This was the messiest part of the project, but also the most fun! I unwound a length of jute string and poured some Mod Podge into a bowl. After dropping a section of jute into the bowl, I rolled the string around to ensure it was covered. I then grasped the end of the string with the thumb and index fingers of both hands, pulling with my left hand as it pulled through the thumb and index finger of my right hand.
This not only removed the excess Mod Podge but also ensured that the cord was evenly coated.
I then began wrapping the cord around the base of the mobile arm, (against the mossy bumper) curling the end of the cord upwards against the arm, so that each wrap around the arm held the end firmly in place. This process was repeated until the entire arm was wrapped in jute string.
Where the string ended at the top of the mobile, I tucked the end into the loop for the music box and held it in place with the end of a paintbrush.
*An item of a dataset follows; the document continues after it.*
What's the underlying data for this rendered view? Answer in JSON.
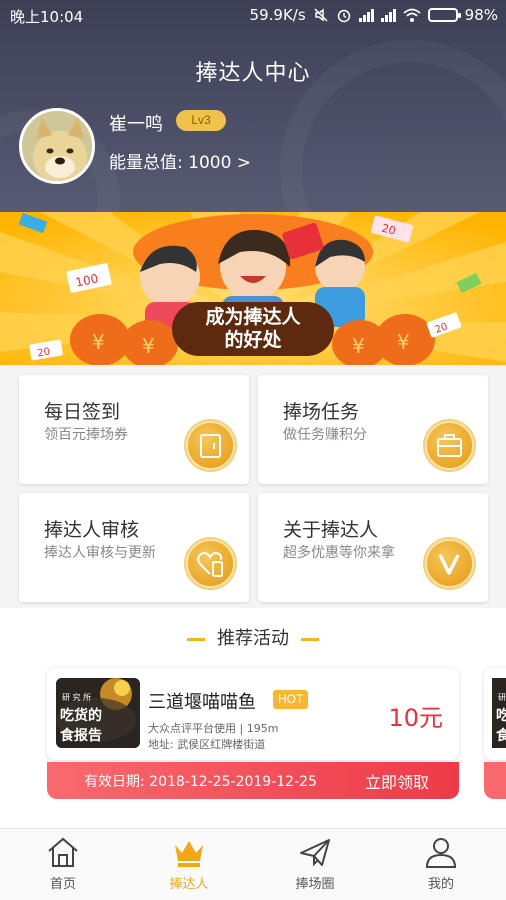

It required a few attempts before finally staying in place.
Overall I was impressed with how well the jute string worked for this project. I did find that the string was shedding a bit, so I used my fingers to smear additional mod podge along the wrapped string, in the same direction that the cord was wrapped. The tail end in the loop also required some additional Mod Podge to hold it in place as it dried. Otherwise, I did not experience any sections pulling loose as it dried, or popping off afterward.
To attach the animals, I first measured the cord from the original stuffed butterflies. I cut an exterior grade polyester braided cord that I already had on hand to length with a little extra to spare. I threaded an upholstery needle with the cord and pulled the needle and cord through the nape of the stuffed animal’s neck. Next, I knotted the cord against the stuffed animal.
Finally, I added several knots to the other end of the cord to attach the cord through the keyed holes in the mobile arms.
Note** If I didn’t have this exterior cord already, I would have used the polyester shade cord referenced in the materials list. The process would have included tying several knots in the bottom of the cord, and then hand-stitching the animals to the knot. It would also be a good idea to singe the shade cord with a match or lighter to melt the ends and prevent fraying or untying.
The final touch for this custom baby mobile makeover was to Mod Podge the same fabric used for the bumper and canopy to the music box. I then wrapped the edges of the music box with jute cord, using the same method as when I wrapped the support arm.
I also added a special image and attached it to the fabric-covered music box with more Mod Podge. I chose an image that was used on the baby shower invitations to make it extra special. So sweet!
Finally, I assembled the mobile and added a feather bookmark, also a token from the baby shower, and wood beads to finish off the effect.
DIY Baby Mobile Makeover Reveal
Here’s the custom baby mobile all assembled! Isn’t it precious? She certainly seems to enjoy it!
Now the answer to the challenge. How much did my custom mobile cost compared to the Lambs & Ivy mobile? I’m blessed to have quite a stash of craft tools and supplies, so the only items that I had to purchase for this project were the baby mobile and the pack of stuffed animals.
At the time of purchase, the My Forest Friends set cost $17.79. I also had a $5.00 Amazon gift card, so my total cost was only $13.39 after tax. The baby mobile was $1 at the yard sale, so my total out-of-pocket cost was $14.39.
That leaves me $36 for cute baby clothes!
Plus, as an extra bonus, the cute forest animals that I selected for this project also serve as toys for the baby. They came in a sweet little house that she can play with. All the parents have to do is snip off the cord and pull it loose from the little animal. Each creature makes a cute sound when she squeezes it. So precious!
Here’s a final before and after!
If you enjoy seeing DIY makeovers like this one, be sure to subscribe so that you receive an email when new misadventures are posted. If you like this custom baby mobile makeover, then you may also enjoy seeing this stenciled crib makeover. Enjoy!